A: I got taken out to lunch a few times by the big guns. I had a scheme in which I’d secure their interest, then use it to entice a large independent to take me on instead. Like all such intrigues, it ended up a total mess with no one satisfied.
GR: What’s your opinion of the giant zine scene today?
A: I assume you are being sarcastic. Or maybe you’re referring to artist monographs, which are incorrectly being called zines. A wide variety of printed material qualifies, but not these. Still, I have to take the high road, because otherwise I get too low. I just think fanzines are cool, and I believe that the best time to do them is now. Let’s not underestimate the power of cool. What’s the alternative? Have you looked at the mainstream lately? More than ever, the phrase “death culture” seems appropriate. It’s actually sickening.
GR: I sway with the times. You’re right, they’re not all zines, but “zine fests” are now gigantic with thousands of people who are willing to show up and spend on these “monographs.” Are you attending any of this? I believe New York must have these.
A: I laugh about it publicly while crying about it privately.
GR: Do you enjoy the smallish zine nostalgia? I hear small chatter about zines from the 90s. I also wonder if you think anything more will happen for “us” zine makers with the growing nostalgia? I see punk rock being beginning to be celebrated commercially for perhaps it’s lowest common denominator—it’s aesthetics.
A: A lot of your questions are framed in terms of a divide between now and then, or technology versus the traditional ways.
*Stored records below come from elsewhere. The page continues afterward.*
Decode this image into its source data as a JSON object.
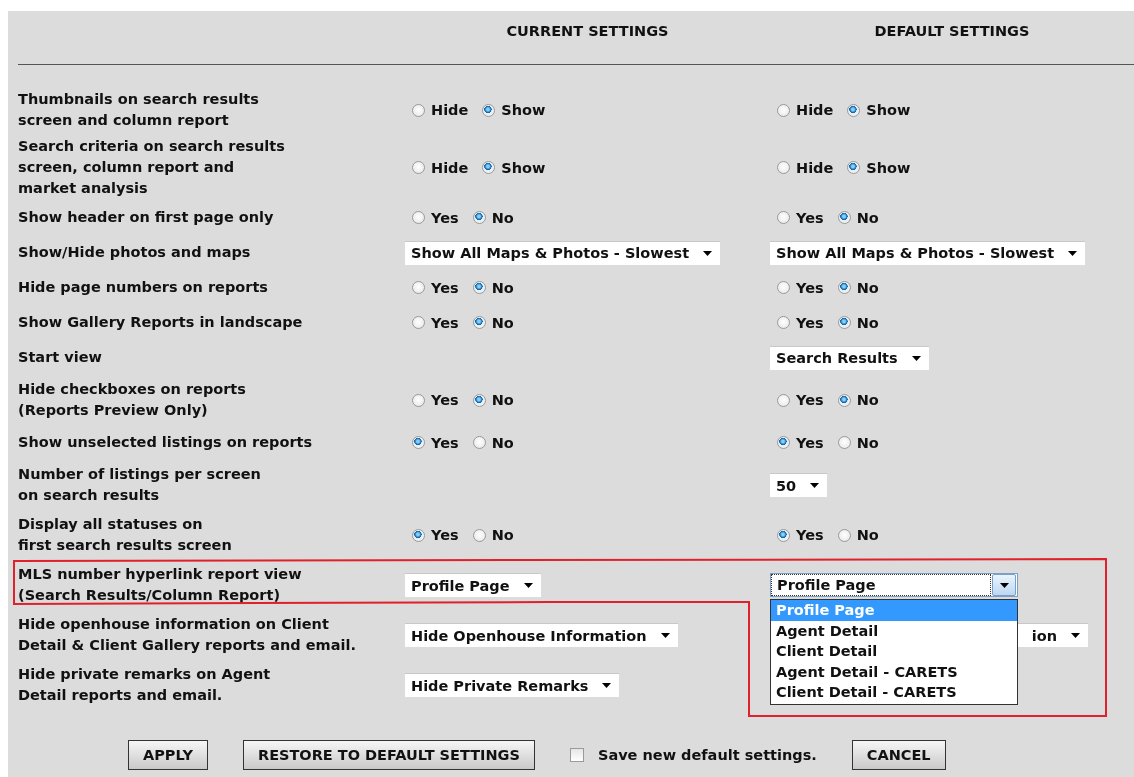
{
  "headers": {
    "current": "CURRENT SETTINGS",
    "default": "DEFAULT SETTINGS"
  },
  "settings": [
    {
      "label": "Thumbnails on search results\nscreen and column report",
      "current": {
        "kind": "radio",
        "options": [
          {
            "label": "Hide",
            "selected": false
          },
          {
            "label": "Show",
            "selected": true
          }
        ]
      },
      "default": {
        "kind": "radio",
        "options": [
          {
            "label": "Hide",
            "selected": false
          },
          {
            "label": "Show",
            "selected": true
          }
        ]
      }
    },
    {
      "label": "Search criteria on search results\nscreen, column report and\nmarket analysis",
      "current": {
        "kind": "radio",
        "options": [
          {
            "label": "Hide",
            "selected": false
          },
          {
            "label": "Show",
            "selected": true
          }
        ]
      },
      "default": {
        "kind": "radio",
        "options": [
          {
            "label": "Hide",
            "selected": false
          },
          {
            "label": "Show",
            "selected": true
          }
        ]
      }
    },
    {
      "label": "Show header on first page only",
      "current": {
        "kind": "radio",
        "options": [
          {
            "label": "Yes",
            "selected": false
          },
          {
            "label": "No",
            "selected": true
          }
        ]
      },
      "default": {
        "kind": "radio",
        "options": [
          {
            "label": "Yes",
            "selected": false
          },
          {
            "label": "No",
            "selected": true
          }
        ]
      }
    },
    {
      "label": "Show/Hide photos and maps",
      "current": {
        "kind": "select",
        "value": "Show All Maps & Photos - Slowest"
      },
      "default": {
        "kind": "select",
        "value": "Show All Maps & Photos - Slowest"
      }
    },
    {
      "label": "Hide page numbers on reports",
      "current": {
        "kind": "radio",
        "options": [
          {
            "label": "Yes",
            "selected": false
          },
          {
            "label": "No",
            "selected": true
          }
        ]
      },
      "default": {
        "kind": "radio",
        "options": [
          {
            "label": "Yes",
            "selected": false
          },
          {
            "label": "No",
            "selected": true
          }
        ]
      }
    },
    {
      "label": "Show Gallery Reports in landscape",
      "current": {
        "kind": "radio",
        "options": [
          {
            "label": "Yes",
            "selected": false
          },
          {
            "label": "No",
            "selected": true
          }
        ]
      },
      "default": {
        "kind": "radio",
        "options": [
          {
            "label": "Yes",
            "selected": false
          },
          {
            "label": "No",
            "selected": true
          }
        ]
      }
    },
    {
      "label": "Start view",
      "default": {
        "kind": "select",
        "value": "Search Results"
      }
    },
    {
      "label": "Hide checkboxes on reports\n(Reports Preview Only)",
      "current": {
        "kind": "radio",
        "options": [
          {
            "label": "Yes",
            "selected": false
          },
          {
            "label": "No",
            "selected": true
          }
        ]
      },
      "default": {
        "kind": "radio",
        "options": [
          {
            "label": "Yes",
            "selected": false
          },
          {
            "label": "No",
            "selected": true
          }
        ]
      }
    },
    {
      "label": "Show unselected listings on reports",
      "current": {
        "kind": "radio",
        "options": [
          {
            "label": "Yes",
            "selected": true
          },
          {
            "label": "No",
            "selected": false
          }
        ]
      },
      "default": {
        "kind": "radio",
        "options": [
          {
            "label": "Yes",
            "selected": true
          },
          {
            "label": "No",
            "selected": false
          }
        ]
      }
    },
    {
      "label": "Number of listings per screen\non search results",
      "default": {
        "kind": "select",
        "value": "50"
      }
    },
    {
      "label": "Display all statuses on\nfirst search results screen",
      "current": {
        "kind": "radio",
        "options": [
          {
            "label": "Yes",
            "selected": true
          },
          {
            "label": "No",
            "selected": false
          }
        ]
      },
      "default": {
        "kind": "radio",
        "options": [
          {
            "label": "Yes",
            "selected": true
          },
          {
            "label": "No",
            "selected": false
          }
        ]
      }
    },
    {
      "label": "MLS number hyperlink report view\n(Search Results/Column Report)",
      "current": {
        "kind": "select",
        "value": "Profile Page"
      },
      "default": {
        "kind": "select",
        "value": "Profile Page",
        "expanded": true,
        "options": [
          {
            "label": "Profile Page",
            "selected": true
          },
          {
            "label": "Agent Detail",
            "selected": false
          },
          {
            "label": "Client Detail",
            "selected": false
          },
          {
            "label": "Agent Detail - CARETS",
            "selected": false
          },
          {
            "label": "Client Detail - CARETS",
            "selected": false
          }
        ]
      }
    },
    {
      "label": "Hide openhouse information on Client\nDetail & Client Gallery reports and email.",
      "current": {
        "kind": "select",
        "value": "Hide Openhouse Information"
      },
      "default": {
        "kind": "select",
        "value": "ion",
        "covered": true
      }
    },
    {
      "label": "Hide private remarks on Agent\nDetail reports and email.",
      "current": {
        "kind": "select",
        "value": "Hide Private Remarks"
      }
    }
  ],
  "footer": [
    {
      "kind": "button",
      "label": "APPLY"
    },
    {
      "kind": "button",
      "label": "RESTORE TO DEFAULT SETTINGS"
    },
    {
      "kind": "checkbox",
      "label": "Save new default settings.",
      "checked": false
    },
    {
      "kind": "button",
      "label": "CANCEL"
    }
  ]
}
But that’s more about you than it is me. You’re projecting, which is fine, but it doesn’t quite apply. I’m a pretty consistent guy, and it’s been pretty steady for me all the way through. I like the old stuff, I like the new stuff too. I even like nostalgia. And punk aesthetics? I love ‘em! That’s a fact.
GR: I think I create a line because I’ve spent a lot of time moving forward instead of being more excited about my past. Maybe it’s a coping mechanism for no longer publishing. So there is an “after publishing” period where there’s a line. I never thought of it, but there it is.
A: The past is interesting. There’s such a stigma about dwelling in it, and yet, we didn’t get to enjoy it the first time around because we were so worried. Anyway, I doubt your publishing days are completely in the rear-view mirror.
GR: Ever see the “collectors” market for zines? The Oakland Museum of California paid $60 for a “first printing” of Giant Robot 1 (it was in fact the larger 2nd printing). I would have just handed them a reprinted copy for free.
A: For a copy of Cometbus #1 I’d charge a lot more than that. Or for a copy of your anti-Japanese school mag! It is sad though to lose money in order to make something affordable, only to watch some jerk turn a huge profit off of it. But we absolutely have to disconnect ourselves from worrying about the marketplace. We have to. And we absolutely have to try to remain moral and just in spite of it all.
GR: What’s the hardest part of doing a zine today?
A: Every part of it is hard. You’ve caught me at a bad time for that question. I just finished an issue, and it fucking killed me, flat out. I’m dead.
GR: What’s your take on the rise of the blogs? Has any electronic medium ever been of interest?
A: The who?
GR: So what are your indulgences? I can picture you watching cable TV and surfing the net.
A: We as a people need to return to the idea that some things are not worth talking about.
GR: How about your outside businesses? Do you talk about that? I remember that was something you were hush about for some reason or another. I remember trying to find your outdoor business when I was in Brooklyn many years ago.
A: I’ve never talked much in print about my jobs. Or my relationships. Or my bands. Or where I go to write, and where I go to eat. For someone with a reputation for revealing things, I’m a fairly private guy. People stop by my work wanting to talk, and I think, “Would I interrupt you at your job?” Though they mean well, I know.